(Beginning of Exercise inputs)

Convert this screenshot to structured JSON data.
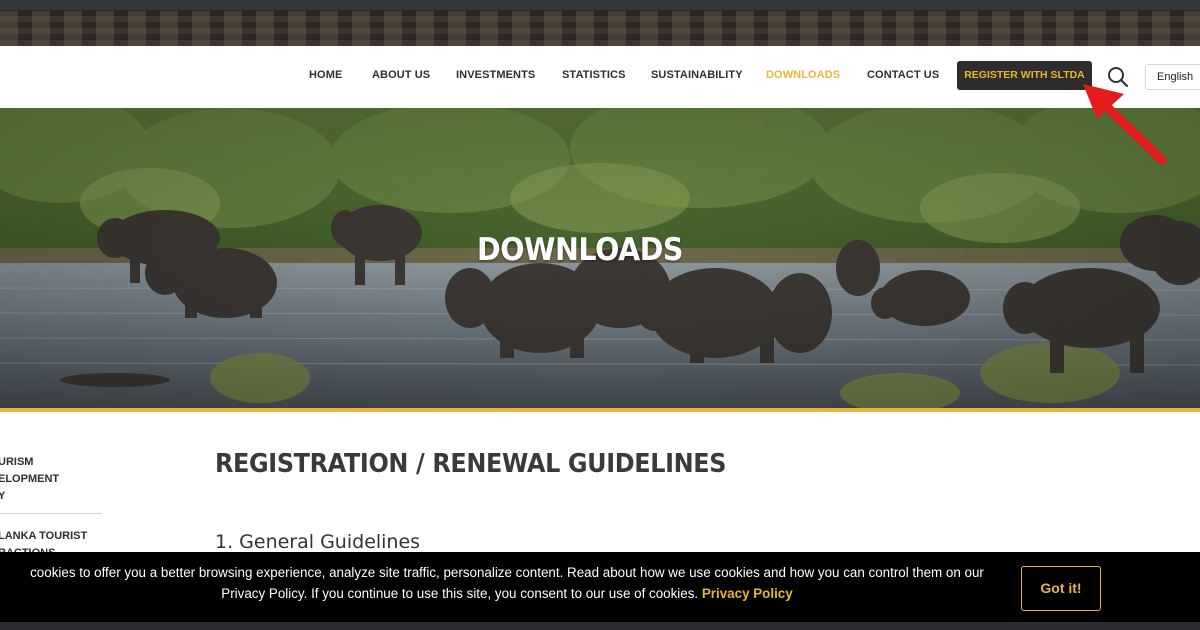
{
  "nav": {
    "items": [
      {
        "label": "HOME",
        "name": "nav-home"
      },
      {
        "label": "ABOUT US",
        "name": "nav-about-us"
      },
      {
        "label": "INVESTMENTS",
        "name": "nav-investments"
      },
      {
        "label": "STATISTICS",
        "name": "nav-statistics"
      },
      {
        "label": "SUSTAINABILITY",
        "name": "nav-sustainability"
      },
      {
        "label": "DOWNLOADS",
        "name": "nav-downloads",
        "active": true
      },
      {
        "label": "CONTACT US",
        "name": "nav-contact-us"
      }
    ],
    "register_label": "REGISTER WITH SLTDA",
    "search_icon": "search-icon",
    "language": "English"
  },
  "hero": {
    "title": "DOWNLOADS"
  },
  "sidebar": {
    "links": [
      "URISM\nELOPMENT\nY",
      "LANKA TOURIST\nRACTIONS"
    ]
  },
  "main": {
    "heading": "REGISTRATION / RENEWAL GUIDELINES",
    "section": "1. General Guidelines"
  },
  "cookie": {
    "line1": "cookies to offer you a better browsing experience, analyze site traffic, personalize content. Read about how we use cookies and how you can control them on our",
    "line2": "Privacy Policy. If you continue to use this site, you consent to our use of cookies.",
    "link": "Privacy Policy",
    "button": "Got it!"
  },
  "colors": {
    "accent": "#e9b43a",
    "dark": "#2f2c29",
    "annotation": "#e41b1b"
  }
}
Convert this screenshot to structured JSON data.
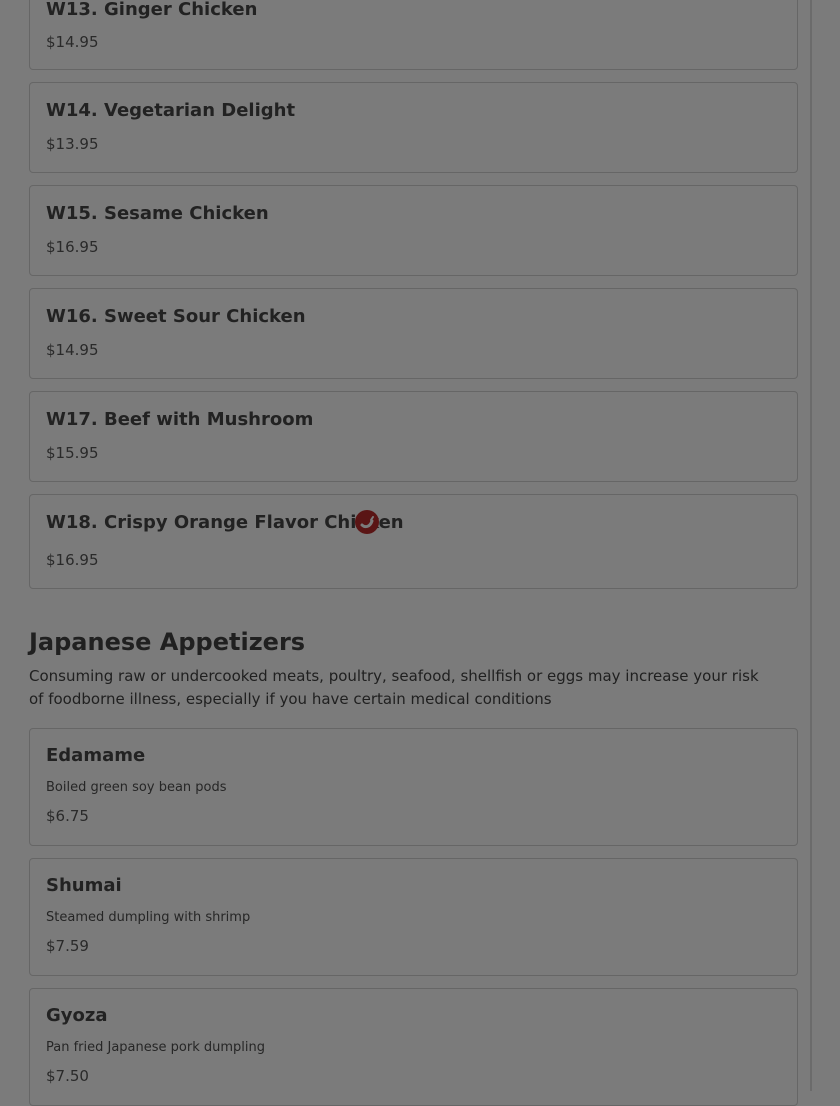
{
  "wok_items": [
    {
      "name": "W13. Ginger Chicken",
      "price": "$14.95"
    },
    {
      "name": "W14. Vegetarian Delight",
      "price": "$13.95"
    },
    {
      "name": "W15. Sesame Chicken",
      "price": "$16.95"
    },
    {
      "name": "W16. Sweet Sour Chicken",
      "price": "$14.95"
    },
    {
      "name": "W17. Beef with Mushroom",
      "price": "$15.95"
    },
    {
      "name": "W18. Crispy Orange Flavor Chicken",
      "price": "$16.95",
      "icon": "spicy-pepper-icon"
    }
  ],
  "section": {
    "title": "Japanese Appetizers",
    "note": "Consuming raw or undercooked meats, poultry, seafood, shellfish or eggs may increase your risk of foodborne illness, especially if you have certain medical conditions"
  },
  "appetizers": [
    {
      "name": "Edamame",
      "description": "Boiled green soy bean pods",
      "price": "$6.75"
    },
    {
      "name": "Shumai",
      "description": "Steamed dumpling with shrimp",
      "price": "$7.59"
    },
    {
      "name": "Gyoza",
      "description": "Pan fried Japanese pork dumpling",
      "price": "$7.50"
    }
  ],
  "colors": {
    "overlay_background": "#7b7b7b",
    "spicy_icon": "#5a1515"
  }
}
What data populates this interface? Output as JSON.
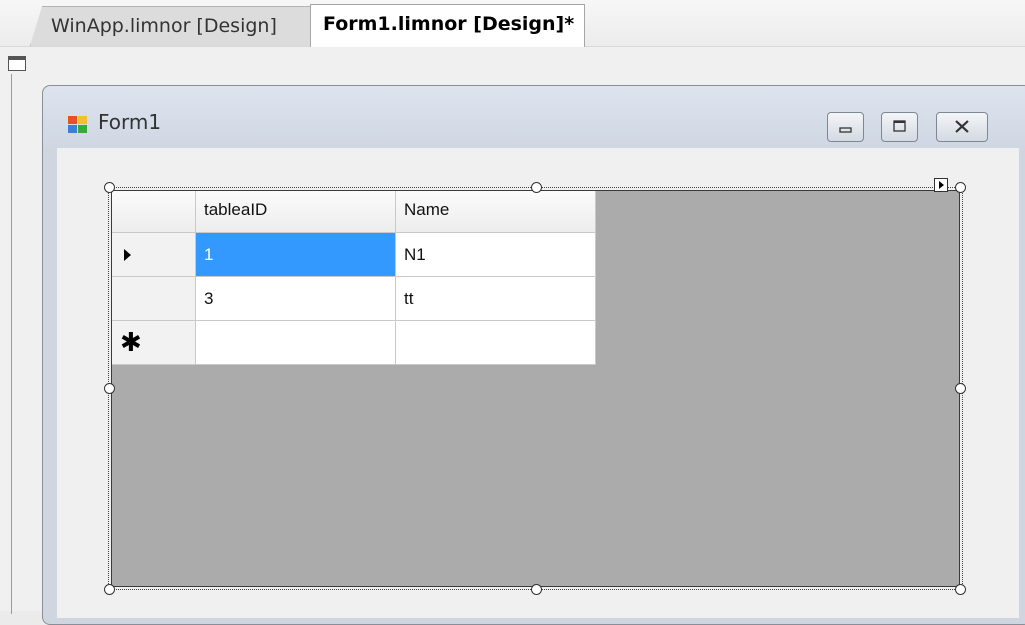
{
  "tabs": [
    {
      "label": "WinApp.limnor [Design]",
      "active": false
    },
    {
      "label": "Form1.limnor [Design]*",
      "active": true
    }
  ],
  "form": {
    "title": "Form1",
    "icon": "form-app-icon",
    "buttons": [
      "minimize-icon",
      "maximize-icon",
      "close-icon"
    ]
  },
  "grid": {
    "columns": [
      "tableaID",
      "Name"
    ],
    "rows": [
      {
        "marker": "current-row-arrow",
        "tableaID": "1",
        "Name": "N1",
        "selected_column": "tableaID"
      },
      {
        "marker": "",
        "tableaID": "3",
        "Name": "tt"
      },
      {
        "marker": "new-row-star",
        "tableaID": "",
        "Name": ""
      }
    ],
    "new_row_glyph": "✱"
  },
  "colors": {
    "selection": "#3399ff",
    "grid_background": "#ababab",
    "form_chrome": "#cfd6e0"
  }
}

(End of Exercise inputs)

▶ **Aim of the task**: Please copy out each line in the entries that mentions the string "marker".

▶ **Solved problem**:
        "marker": "current-row-arrow",
        "marker": "",
        "marker": "new-row-star",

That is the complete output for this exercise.